Stress is the result of both external and internal factors – what happens combined with how you evaluate its seriousness and your ability to cope. A lost job, a dissolved marriage, a serious illness or any of hundreds of other circumstances can prompt stress. But for those to result in stress, especially long-term, an individual has to evaluate them and him or herself in a certain way.
A person who feels confident in his or her ability to quickly overcome hurdles (and at a modest ‘cost’) is much less likely to feel stress for long. A person who identifies situations realistically, and who believes they have the capacity to deal with life’s inherent difficulties may feel challenged. But that is normal life and a healthy reaction, it is not stress.
Chronic stress is harmful and very few harmful conditions are ‘natural’ in the sense that they are inevitable, nor are necessarily devastating, or can not be overcome. If life were predominantly disasters we couldn’t cope with, insurance companies wouldn’t make the fortunes they do.
So, to deal with chronic stress well it’s necessary to have an objective view of the actual damage external circumstances entail.
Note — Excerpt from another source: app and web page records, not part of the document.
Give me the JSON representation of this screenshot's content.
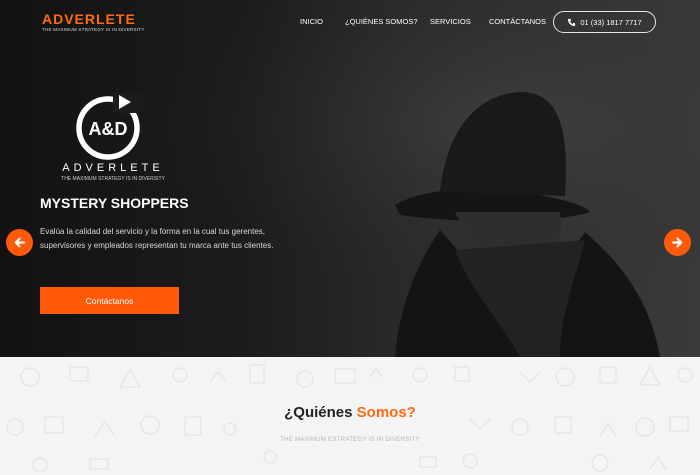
{
  "brand": {
    "name": "ADVERLETE",
    "tagline": "THE MAXIMUM STRATEGY IS IN DIVERSITY"
  },
  "nav": {
    "items": [
      {
        "label": "INICIO"
      },
      {
        "label": "¿QUIÉNES SOMOS?"
      },
      {
        "label": "SERVICIOS"
      },
      {
        "label": "CONTÁCTANOS"
      }
    ],
    "phone": "01 (33) 1817 7717"
  },
  "hero": {
    "logo_letters": "A&D",
    "logo_word": "ADVERLETE",
    "logo_tagline": "THE MAXIMUM STRATEGY IS IN DIVERSITY",
    "title": "MYSTERY SHOPPERS",
    "description": "Evalúa la calidad del servicio y la forma en la cual tus gerentes, supervisores y empleados representan tu marca ante tus clientes.",
    "cta_label": "Contáctanos"
  },
  "about": {
    "title_main": "¿Quiénes ",
    "title_accent": "Somos?",
    "subtitle": "THE MAXIMUM ESTRATEGY IS IN DIVERSITY"
  },
  "colors": {
    "accent": "#ff5a0a",
    "hero_bg": "#1a1a1a",
    "section_bg": "#f4f4f4"
  },
  "icons": {
    "phone": "phone-icon",
    "prev": "chevron-left-icon",
    "next": "chevron-right-icon"
  }
}
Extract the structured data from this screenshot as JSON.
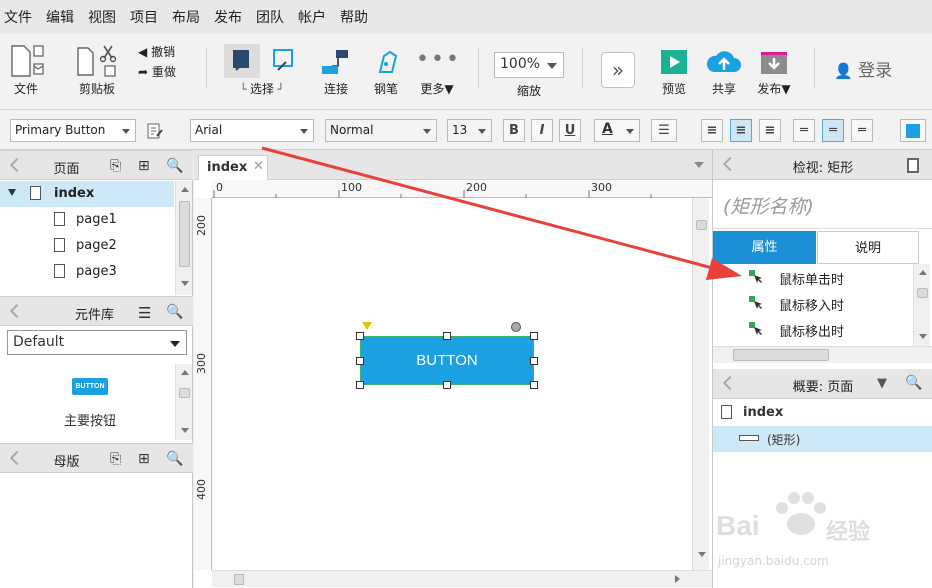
{
  "menu": [
    "文件",
    "编辑",
    "视图",
    "项目",
    "布局",
    "发布",
    "团队",
    "帐户",
    "帮助"
  ],
  "toolbar": {
    "file": "文件",
    "clipboard": "剪贴板",
    "undo": "撤销",
    "redo": "重做",
    "select": "选择",
    "connect": "连接",
    "pen": "钢笔",
    "more": "更多▼",
    "zoom_value": "100%",
    "zoom_label": "缩放",
    "preview": "预览",
    "share": "共享",
    "publish": "发布▼",
    "login": "登录"
  },
  "formatbar": {
    "style": "Primary Button",
    "font": "Arial",
    "weight": "Normal",
    "size": "13",
    "bold": "B",
    "italic": "I",
    "underline": "U",
    "font_color": "A"
  },
  "pages_panel": {
    "title": "页面",
    "root": "index",
    "children": [
      "page1",
      "page2",
      "page3"
    ]
  },
  "library_panel": {
    "title": "元件库",
    "selected": "Default",
    "widget_thumb": "BUTTON",
    "widget_label": "主要按钮"
  },
  "masters_panel": {
    "title": "母版"
  },
  "canvas": {
    "tab": "index",
    "ruler_h": [
      "0",
      "100",
      "200",
      "300"
    ],
    "ruler_v": [
      "200",
      "300",
      "400"
    ],
    "button_text": "BUTTON"
  },
  "inspector": {
    "title": "检视: 矩形",
    "name_placeholder": "(矩形名称)",
    "tab_properties": "属性",
    "tab_notes": "说明",
    "events": [
      "鼠标单击时",
      "鼠标移入时",
      "鼠标移出时"
    ]
  },
  "outline": {
    "title": "概要: 页面",
    "root": "index",
    "item": "(矩形)"
  },
  "watermark": {
    "brand": "Bai",
    "brand2": "经验",
    "url": "jingyan.baidu.com"
  },
  "colors": {
    "accent": "#1ba0e2",
    "arrow": "#e8413a"
  }
}
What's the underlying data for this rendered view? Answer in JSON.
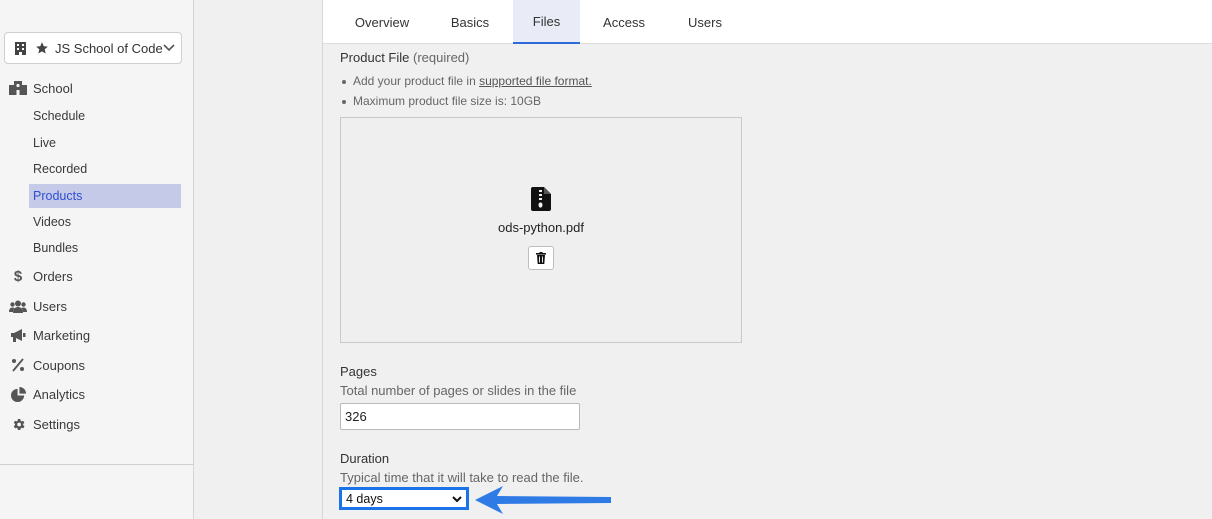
{
  "sidebar": {
    "school_name": "JS School of Code",
    "section": "School",
    "sub_items": [
      {
        "label": "Schedule"
      },
      {
        "label": "Live"
      },
      {
        "label": "Recorded"
      },
      {
        "label": "Products",
        "active": true
      },
      {
        "label": "Videos"
      },
      {
        "label": "Bundles"
      }
    ],
    "top_items": [
      {
        "label": "Orders",
        "icon": "dollar-icon"
      },
      {
        "label": "Users",
        "icon": "users-icon"
      },
      {
        "label": "Marketing",
        "icon": "megaphone-icon"
      },
      {
        "label": "Coupons",
        "icon": "percent-icon"
      },
      {
        "label": "Analytics",
        "icon": "pie-chart-icon"
      },
      {
        "label": "Settings",
        "icon": "gear-icon"
      }
    ]
  },
  "tabs": [
    {
      "label": "Overview"
    },
    {
      "label": "Basics"
    },
    {
      "label": "Files",
      "active": true
    },
    {
      "label": "Access"
    },
    {
      "label": "Users"
    }
  ],
  "product_file": {
    "title": "Product File",
    "required": "(required)",
    "bullet1_prefix": "Add your product file in ",
    "bullet1_link": "supported file format.",
    "bullet2": "Maximum product file size is: 10GB",
    "file_name": "ods-python.pdf"
  },
  "pages": {
    "label": "Pages",
    "help": "Total number of pages or slides in the file",
    "value": "326"
  },
  "duration": {
    "label": "Duration",
    "help": "Typical time that it will take to read the file.",
    "value": "4 days"
  },
  "colors": {
    "accent": "#2f6bd8",
    "active_nav_bg": "#c5cae9",
    "highlight_border": "#1a73e8"
  }
}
Many situations in life result in a loss of values, a loss (temporarily) outside our control. But companies that experience business reverses do recover, injuries heal, relationships mend or form between new partners, new friends are found.
Even losses that are permanent – an amputated leg, the death of a loved one, a bankrupt business – are not equivalent to the loss of life or hope. Individuals can, and do, compensate. Time alone doesn’t heal all wounds, but thought and effort can go a long way toward doing so.
When an individual focuses on what is valuable and possible, acute stress is minimized. When thought and effort combine with a realistic attitude toward the inherent hurdles in life, chronic stress is all but impossible.
It isn’t advisable to have a Pollyanna attitude that ‘everything is always ok, no matter what’. Bad things do happen and realism requires seeing that. But that same realism can be the basis for seeing things in perspective. Things may be, in fact, as bad as they seem. But, they rarely have to stay that way.
Acknowledging what is real and recognizing that it’s possible to create or acquire new values to replace a loss are key to avoiding long term stress. Long term stress, which often accompanies or leads to depression, tends to be self-reinforcing. You feel bad, so things look bad. Things look bad, so you feel worse.
Objectivity and re-committing oneself to the achievement of values is essential for breaking the cycle. But recognize that gaining those values is an achievement, one requiring thought and action. Rarely do they simply arrive in some equivalent of a winning lottery ticket.